Mrs. Rybczynski sings in the choir with three of her sons and daughter-in-law Mary Veronica. Mary's 10-week-old daughter, Emma, looks up at the singers from a carry-cradle on the balcony floor of the ornate Polish church.
Down below, at the end of a long aisle down which Mrs. and Mrs. Rybczynski and all but one of their married children walked to exchange vows, the Rev. Chester Mieczkowski celebrates Mass.
"Let us give thanks to the Lord," he says.
The congregation responds: "It is right to give him thanks and praise."
The service ends with "America the Beautiful" as Mr. and Mrs. Rybczynski file out onto Chester Street for the short walk home.
It is barely 10 a.m. and already the sweet smell of countless roasting turkeys is wafting through the narrow streets and alleys around Patterson Park.
Back home, Mrs. Rybczynski cooks scrambled eggs and home fries for bachelor sons Mark, 25, and David, 20. All her children took piano lessons growing up, but Mark, who plays keyboard in a wedding band, and David, who studies saxophone at the Berklee School of Music, hope to build careers in music.
As they eat their eggs, the brothers trade opinions on jazz. Mr. Rybczynski listens closely as they talk. Later, he admits that he cares little for jazz but would travel anywhere in the country to hear his children play.
As morning drifts into afternoon, the family pulls together all the odds and ends needed to accommodate a sit-down dinner for 24, a feast supported by two tables stretching 17 feet between the dining room and kitchen. A piano bench is pulled in from a baby grand in the front room to make sure there are enough seats for everybody.
The doorbell starts to ring and the house fills. Son Tom and his wife, Mary Veronica, bring a couple of dozen oysters from Broadway Market and a tureen of oyster and spinach stew; daughter Carol and husband David Dieter arrive with pork and sauerkraut soup; Paul and wife Sara bring squash -- "an American vegetable" -- and newlywed son John and wife Irma show up with homemade French bread and a casserole of vegetables shaped like a birthday cake.
The Poly football team beats up on the team from City College -- Mr. Rybczynski's alma mater -- on cable television as Tom shucks oysters and the turkey cools in a shaft of autumn sunlight next to him.
The kids, all grown, tease each other over who will get the biggest piece of brown and crispy turkey skin, just as when they were little.
David Dieter polishes silver as his relatives walk from room to room, sipping beer from long-necked brown bottles or wine from crystal; his 2 1/2 -year-old son, Joey, runs through the house with his cousins, falls, and bangs his nose on Uncle Paul's knee, crying until Mommy kisses it and makes it better; and Mr. Rybczynski sets out crystal around each table setting as Mary Veronica folds linen napkins.
Daughter Carol Dieter takes the sweet potatoes and peels them by hand on a sheet of newspaper.
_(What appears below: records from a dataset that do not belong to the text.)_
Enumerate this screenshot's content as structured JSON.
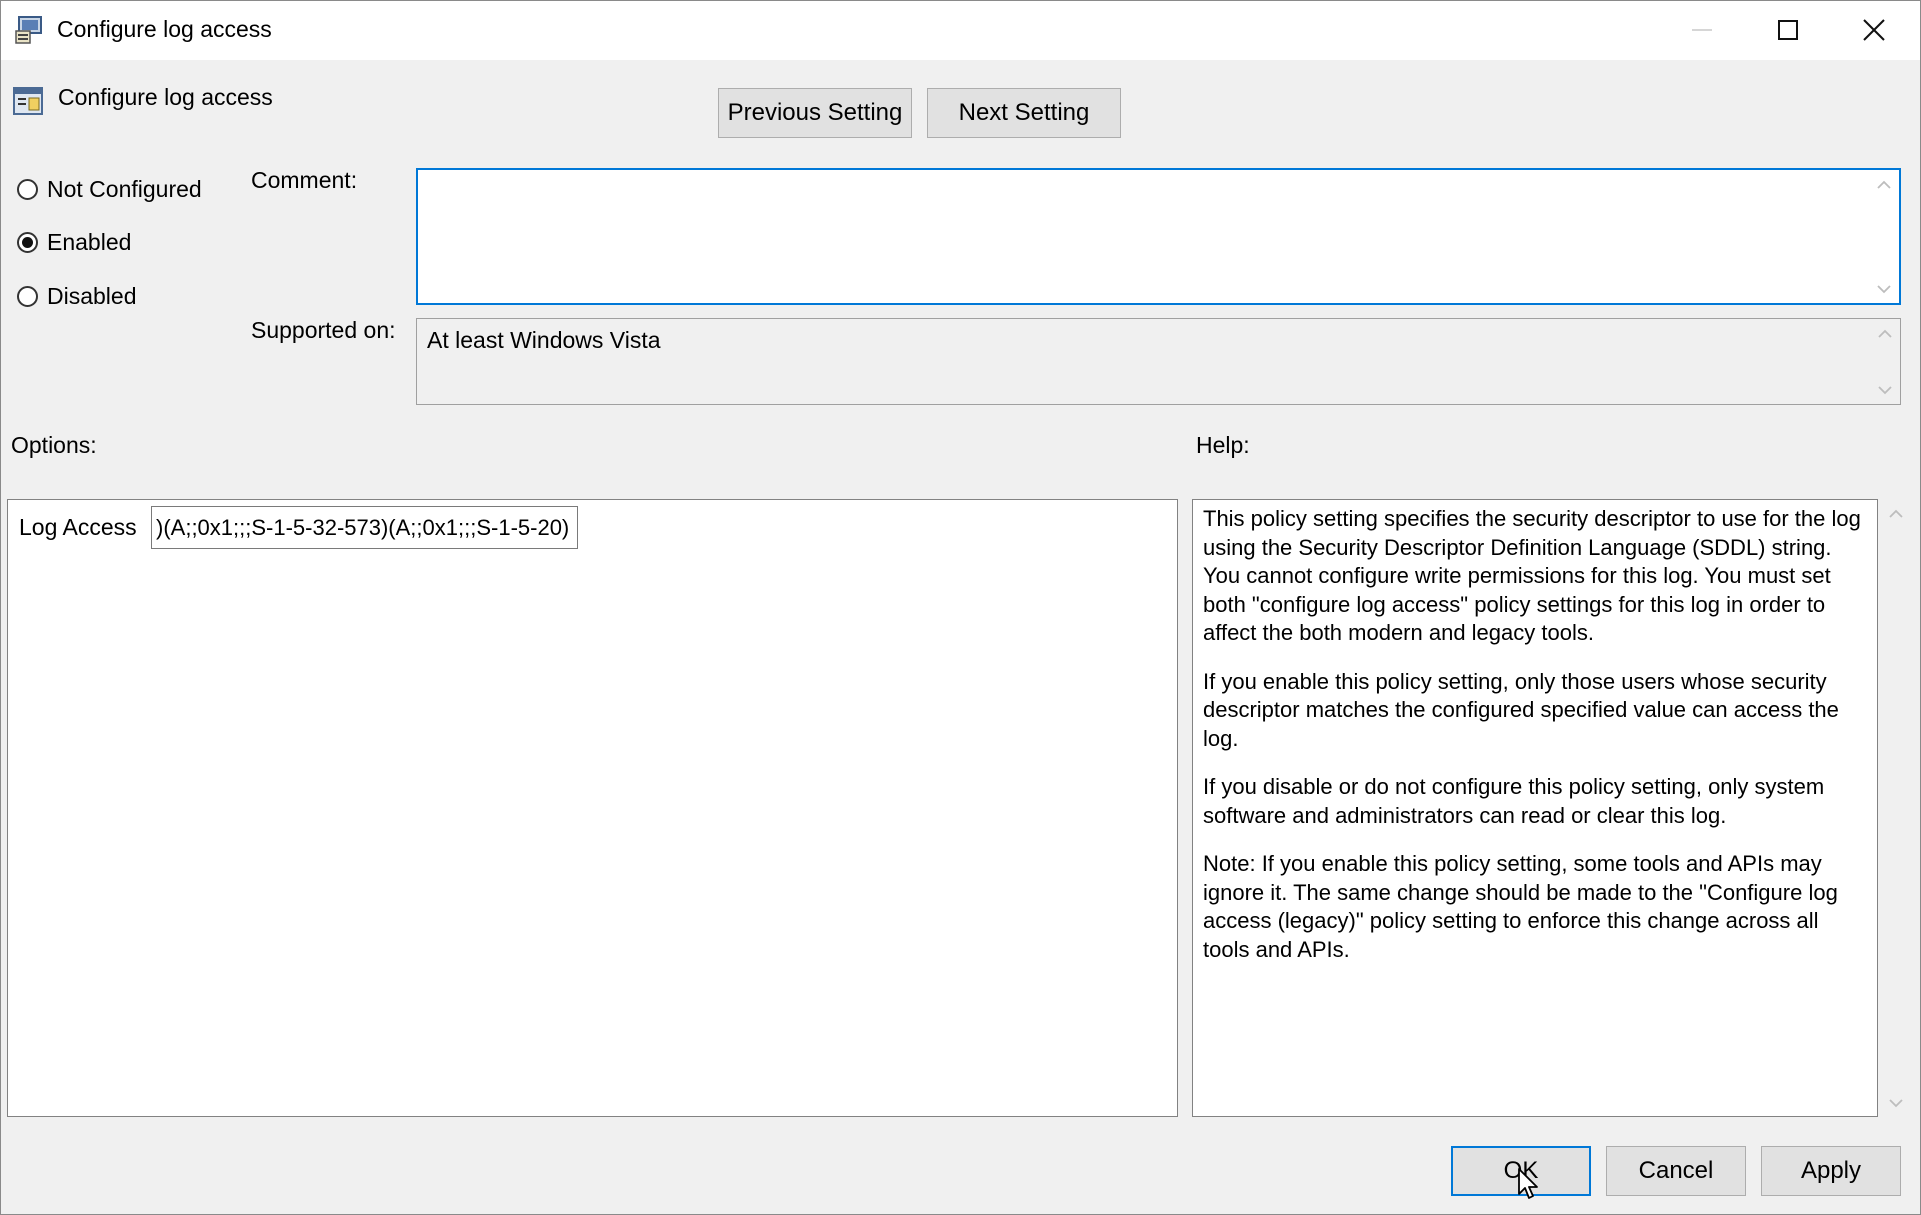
{
  "window": {
    "title": "Configure log access",
    "minimize_icon": "minimize-icon",
    "maximize_icon": "maximize-icon",
    "close_icon": "close-icon"
  },
  "header": {
    "setting_name": "Configure log access",
    "prev_button": "Previous Setting",
    "next_button": "Next Setting"
  },
  "state": {
    "options": [
      {
        "label": "Not Configured",
        "checked": false
      },
      {
        "label": "Enabled",
        "checked": true
      },
      {
        "label": "Disabled",
        "checked": false
      }
    ]
  },
  "comment": {
    "label": "Comment:",
    "value": ""
  },
  "supported": {
    "label": "Supported on:",
    "value": "At least Windows Vista"
  },
  "options_panel": {
    "heading": "Options:",
    "log_access_label": "Log Access",
    "log_access_value": ")(A;;0x1;;;S-1-5-32-573)(A;;0x1;;;S-1-5-20)"
  },
  "help_panel": {
    "heading": "Help:",
    "paragraphs": [
      "This policy setting specifies the security descriptor to use for the log using the Security Descriptor Definition Language (SDDL) string. You cannot configure write permissions for this log. You must set both \"configure log access\" policy settings for this log in order to affect the both modern and legacy tools.",
      "If you enable this policy setting, only those users whose security descriptor matches the configured specified value can access the log.",
      "If you disable or do not configure this policy setting, only system software and administrators can read or clear this log.",
      "Note: If you enable this policy setting, some tools and APIs may ignore it. The same change should be made to the \"Configure log access (legacy)\" policy setting to enforce this change across all tools and APIs."
    ]
  },
  "footer": {
    "ok": "OK",
    "cancel": "Cancel",
    "apply": "Apply"
  },
  "colors": {
    "accent": "#0078d7",
    "button_face": "#e1e1e1",
    "dialog_bg": "#f0f0f0"
  }
}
She looks up at her family and laughs: "Don't I look like June Cleaver? I'm wearing my pearls."
The 83-year-old matriarch, great-grandmother Marie Nowak, is dressed in regal purple and shares the spotlight with all the youngsters. Her smile fills the kitchen as she is squeezed, kissed and hugged by all of her grandchildren, among them a chemist, a choir director, a Realtor and an electrician.
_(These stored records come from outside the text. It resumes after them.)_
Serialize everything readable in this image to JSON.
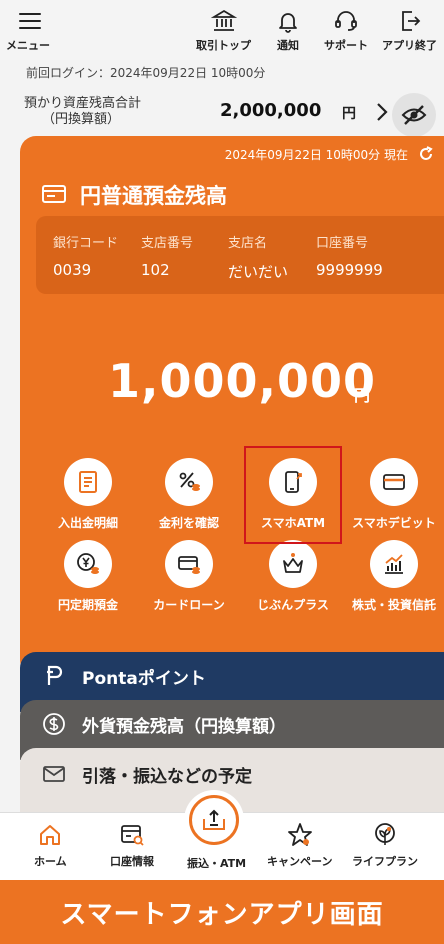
{
  "header": {
    "menu_label": "メニュー",
    "top_label": "取引トップ",
    "notify_label": "通知",
    "support_label": "サポート",
    "exit_label": "アプリ終了"
  },
  "last_login": "前回ログイン：2024年09月22日 10時00分",
  "assets": {
    "label_line1": "預かり資産残高合計",
    "label_line2": "（円換算額）",
    "amount": "2,000,000",
    "unit": "円"
  },
  "account_card": {
    "timestamp": "2024年09月22日 10時00分 現在",
    "title": "円普通預金残高",
    "info": [
      {
        "key": "銀行コード",
        "value": "0039"
      },
      {
        "key": "支店番号",
        "value": "102"
      },
      {
        "key": "支店名",
        "value": "だいだい"
      },
      {
        "key": "口座番号",
        "value": "9999999"
      }
    ],
    "balance": "1,000,000",
    "balance_unit": "円",
    "color": "#ec7322"
  },
  "menu": [
    {
      "label": "入出金明細",
      "icon": "statement-icon"
    },
    {
      "label": "金利を確認",
      "icon": "interest-rate-icon"
    },
    {
      "label": "スマホATM",
      "icon": "smartphone-atm-icon"
    },
    {
      "label": "スマホデビット",
      "icon": "debit-card-icon"
    },
    {
      "label": "円定期預金",
      "icon": "yen-deposit-icon"
    },
    {
      "label": "カードローン",
      "icon": "card-loan-icon"
    },
    {
      "label": "じぶんプラス",
      "icon": "crown-icon"
    },
    {
      "label": "株式・投資信託",
      "icon": "stock-chart-icon"
    }
  ],
  "stack_cards": [
    {
      "label": "Pontaポイント",
      "color": "#1f3a63"
    },
    {
      "label": "外貨預金残高（円換算額）",
      "color": "#5d5b59"
    },
    {
      "label": "引落・振込などの予定",
      "color": "#e8e3df"
    }
  ],
  "bottom_nav": [
    {
      "label": "ホーム",
      "icon": "home-icon"
    },
    {
      "label": "口座情報",
      "icon": "account-info-icon"
    },
    {
      "label": "振込・ATM",
      "icon": "transfer-atm-icon"
    },
    {
      "label": "キャンペーン",
      "icon": "star-icon"
    },
    {
      "label": "ライフプラン",
      "icon": "sprout-icon"
    }
  ],
  "banner": "スマートフォンアプリ画面"
}
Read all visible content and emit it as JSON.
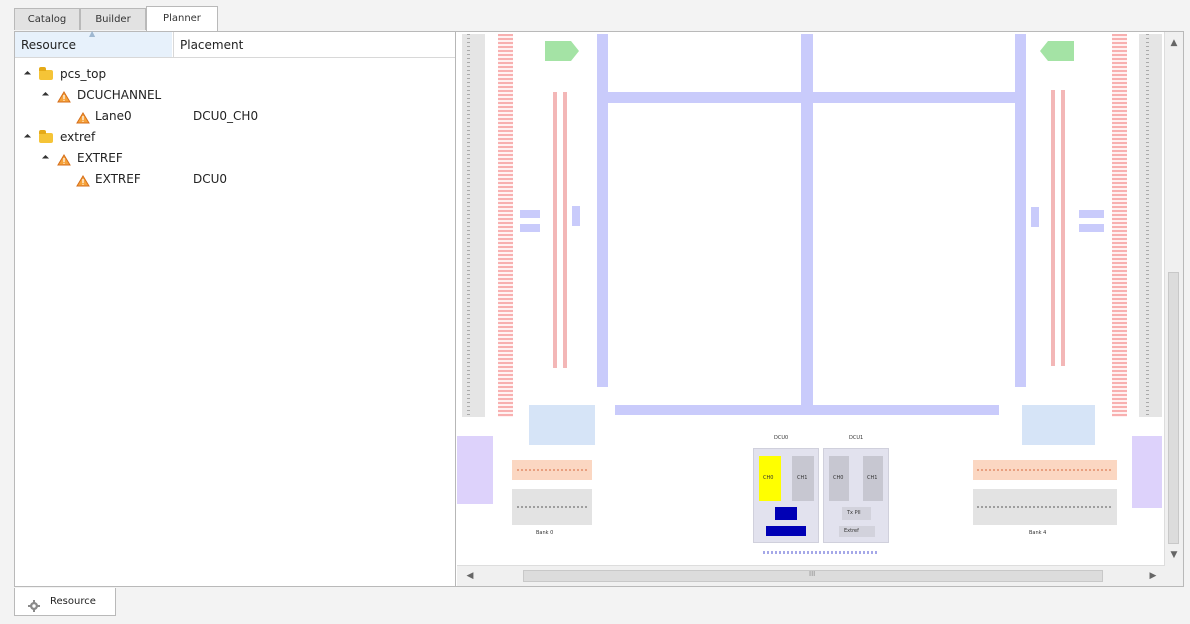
{
  "tabs": [
    {
      "label": "Catalog"
    },
    {
      "label": "Builder"
    },
    {
      "label": "Planner",
      "active": true
    }
  ],
  "tree": {
    "columns": [
      "Resource",
      "Placement"
    ],
    "rows": [
      {
        "indent": 0,
        "icon": "folder-icon",
        "label": "pcs_top",
        "placement": ""
      },
      {
        "indent": 1,
        "icon": "warning-icon",
        "label": "DCUCHANNEL",
        "placement": ""
      },
      {
        "indent": 2,
        "icon": "warning-icon",
        "label": "Lane0",
        "placement": "DCU0_CH0"
      },
      {
        "indent": 0,
        "icon": "folder-icon",
        "label": "extref",
        "placement": ""
      },
      {
        "indent": 1,
        "icon": "warning-icon",
        "label": "EXTREF",
        "placement": ""
      },
      {
        "indent": 2,
        "icon": "warning-icon",
        "label": "EXTREF",
        "placement": "DCU0"
      }
    ]
  },
  "planner": {
    "dcu_labels": [
      "DCU0",
      "DCU1"
    ],
    "channel_labels": [
      "CH0",
      "CH1",
      "CH0",
      "CH1"
    ],
    "small_labels": [
      "Tx PII",
      "Extref"
    ],
    "bank_labels": [
      "Bank 0",
      "Bank 4"
    ]
  },
  "scrollbars": {
    "horizontal_thumb_label": "III"
  },
  "bottom_tab": {
    "label": "Resource"
  },
  "colors": {
    "selected_channel": "#ffff00",
    "rail": "#c9cbfb",
    "dcu_gray": "#c7c7d1",
    "accent_blue": "#0000b5",
    "purple": "#ddd2fb"
  }
}
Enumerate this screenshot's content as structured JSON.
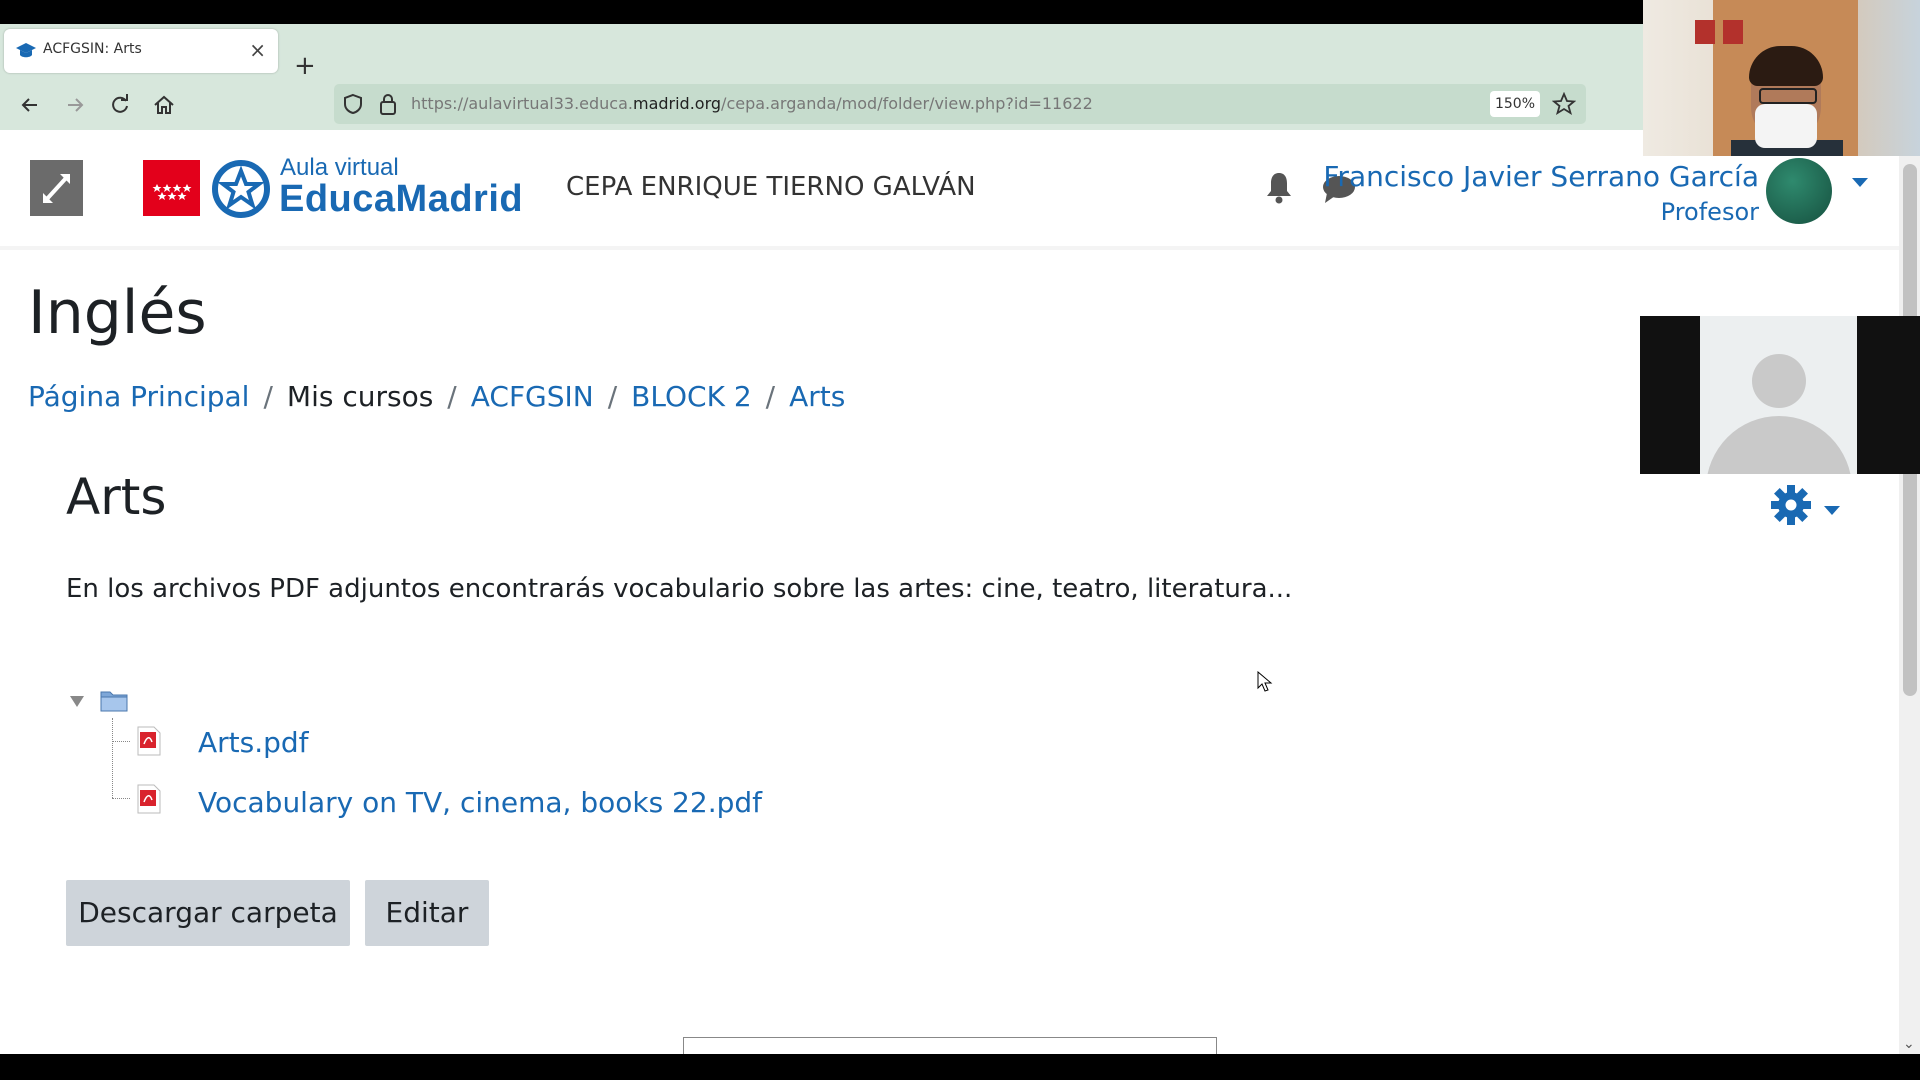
{
  "browser": {
    "tab_title": "ACFGSIN: Arts",
    "tab_close": "×",
    "new_tab": "+",
    "url_prefix": "https://aulavirtual33.educa.",
    "url_domain": "madrid.org",
    "url_path": "/cepa.arganda/mod/folder/view.php?id=11622",
    "zoom": "150%"
  },
  "header": {
    "logo_small": "Aula virtual",
    "logo_big": "EducaMadrid",
    "site_name": "CEPA ENRIQUE TIERNO GALVÁN",
    "user_name": "Francisco Javier Serrano García",
    "user_role": "Profesor"
  },
  "page": {
    "course_title": "Inglés",
    "breadcrumb": [
      {
        "label": "Página Principal"
      },
      {
        "label": "Mis cursos"
      },
      {
        "label": "ACFGSIN"
      },
      {
        "label": "BLOCK 2"
      },
      {
        "label": "Arts"
      }
    ],
    "breadcrumb_sep": "/",
    "section_title": "Arts",
    "description": "En los archivos PDF adjuntos encontrarás vocabulario sobre las artes: cine, teatro, literatura...",
    "files": [
      {
        "name": "Arts.pdf"
      },
      {
        "name": "Vocabulary on TV, cinema, books 22.pdf"
      }
    ],
    "buttons": {
      "download": "Descargar carpeta",
      "edit": "Editar"
    }
  },
  "colors": {
    "link": "#1969b3",
    "browser_chrome": "#d7e7dc",
    "madrid_red": "#e3001b"
  }
}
Crystal pitchers are filled with ice water and fresh cider, and for a few seconds, Mr. Rybczynski stands in silence at the head of the table.
It is clear. It is time.
The family bows their heads and Mr. Rybczynski begins: "Dear Lord," he says, "We have so much to be thankful for. . . ."